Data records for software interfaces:

──────────

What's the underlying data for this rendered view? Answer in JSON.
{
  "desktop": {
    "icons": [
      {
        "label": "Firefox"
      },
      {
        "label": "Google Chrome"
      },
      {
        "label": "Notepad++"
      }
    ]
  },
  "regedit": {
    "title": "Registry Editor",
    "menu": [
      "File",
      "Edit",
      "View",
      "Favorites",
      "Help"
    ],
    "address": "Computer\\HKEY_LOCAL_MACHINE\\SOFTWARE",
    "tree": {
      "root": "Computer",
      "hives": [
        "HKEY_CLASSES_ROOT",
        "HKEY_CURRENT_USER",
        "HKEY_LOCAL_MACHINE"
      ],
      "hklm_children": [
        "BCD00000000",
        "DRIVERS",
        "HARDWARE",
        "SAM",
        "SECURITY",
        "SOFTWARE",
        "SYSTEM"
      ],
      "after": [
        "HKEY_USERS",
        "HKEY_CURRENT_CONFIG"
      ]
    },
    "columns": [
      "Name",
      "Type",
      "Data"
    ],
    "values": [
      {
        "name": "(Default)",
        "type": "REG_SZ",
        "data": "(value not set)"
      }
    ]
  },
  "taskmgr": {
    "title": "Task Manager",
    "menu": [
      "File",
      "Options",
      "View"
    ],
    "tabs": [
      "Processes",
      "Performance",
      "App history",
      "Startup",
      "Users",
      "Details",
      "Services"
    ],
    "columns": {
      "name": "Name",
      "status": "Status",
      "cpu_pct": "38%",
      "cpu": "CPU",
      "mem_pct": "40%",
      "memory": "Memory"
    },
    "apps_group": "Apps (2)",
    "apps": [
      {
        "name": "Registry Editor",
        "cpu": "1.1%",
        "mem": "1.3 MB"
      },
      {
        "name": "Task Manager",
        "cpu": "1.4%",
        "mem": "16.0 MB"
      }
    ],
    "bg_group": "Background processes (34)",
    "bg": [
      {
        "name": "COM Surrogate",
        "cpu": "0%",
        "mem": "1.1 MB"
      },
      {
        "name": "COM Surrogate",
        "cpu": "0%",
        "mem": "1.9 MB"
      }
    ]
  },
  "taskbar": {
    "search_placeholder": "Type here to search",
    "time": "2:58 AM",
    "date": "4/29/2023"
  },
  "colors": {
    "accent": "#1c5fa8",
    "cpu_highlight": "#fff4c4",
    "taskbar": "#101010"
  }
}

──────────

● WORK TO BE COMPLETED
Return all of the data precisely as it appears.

● RESPONSE TO THE TASK
What's the underlying data for this rendered view? Answer in JSON.
{
  "desktop": {
    "icons": [
      {
        "label": "Firefox"
      },
      {
        "label": "Google Chrome"
      },
      {
        "label": "Notepad++"
      }
    ]
  },
  "regedit": {
    "title": "Registry Editor",
    "menu": [
      "File",
      "Edit",
      "View",
      "Favorites",
      "Help"
    ],
    "address": "Computer\\HKEY_LOCAL_MACHINE\\SOFTWARE",
    "tree": {
      "root": "Computer",
      "hives": [
        "HKEY_CLASSES_ROOT",
        "HKEY_CURRENT_USER",
        "HKEY_LOCAL_MACHINE"
      ],
      "hklm_children": [
        "BCD00000000",
        "DRIVERS",
        "HARDWARE",
        "SAM",
        "SECURITY",
        "SOFTWARE",
        "SYSTEM"
      ],
      "after": [
        "HKEY_USERS",
        "HKEY_CURRENT_CONFIG"
      ]
    },
    "columns": [
      "Name",
      "Type",
      "Data"
    ],
    "values": [
      {
        "name": "(Default)",
        "type": "REG_SZ",
        "data": "(value not set)"
      }
    ]
  },
  "taskmgr": {
    "title": "Task Manager",
    "menu": [
      "File",
      "Options",
      "View"
    ],
    "tabs": [
      "Processes",
      "Performance",
      "App history",
      "Startup",
      "Users",
      "Details",
      "Services"
    ],
    "columns": {
      "name": "Name",
      "status": "Status",
      "cpu_pct": "38%",
      "cpu": "CPU",
      "mem_pct": "40%",
      "memory": "Memory"
    },
    "apps_group": "Apps (2)",
    "apps": [
      {
        "name": "Registry Editor",
        "cpu": "1.1%",
        "mem": "1.3 MB"
      },
      {
        "name": "Task Manager",
        "cpu": "1.4%",
        "mem": "16.0 MB"
      }
    ],
    "bg_group": "Background processes (34)",
    "bg": [
      {
        "name": "COM Surrogate",
        "cpu": "0%",
        "mem": "1.1 MB"
      },
      {
        "name": "COM Surrogate",
        "cpu": "0%",
        "mem": "1.9 MB"
      }
    ]
  },
  "taskbar": {
    "search_placeholder": "Type here to search",
    "time": "2:58 AM",
    "date": "4/29/2023"
  },
  "colors": {
    "accent": "#1c5fa8",
    "cpu_highlight": "#fff4c4",
    "taskbar": "#101010"
  }
}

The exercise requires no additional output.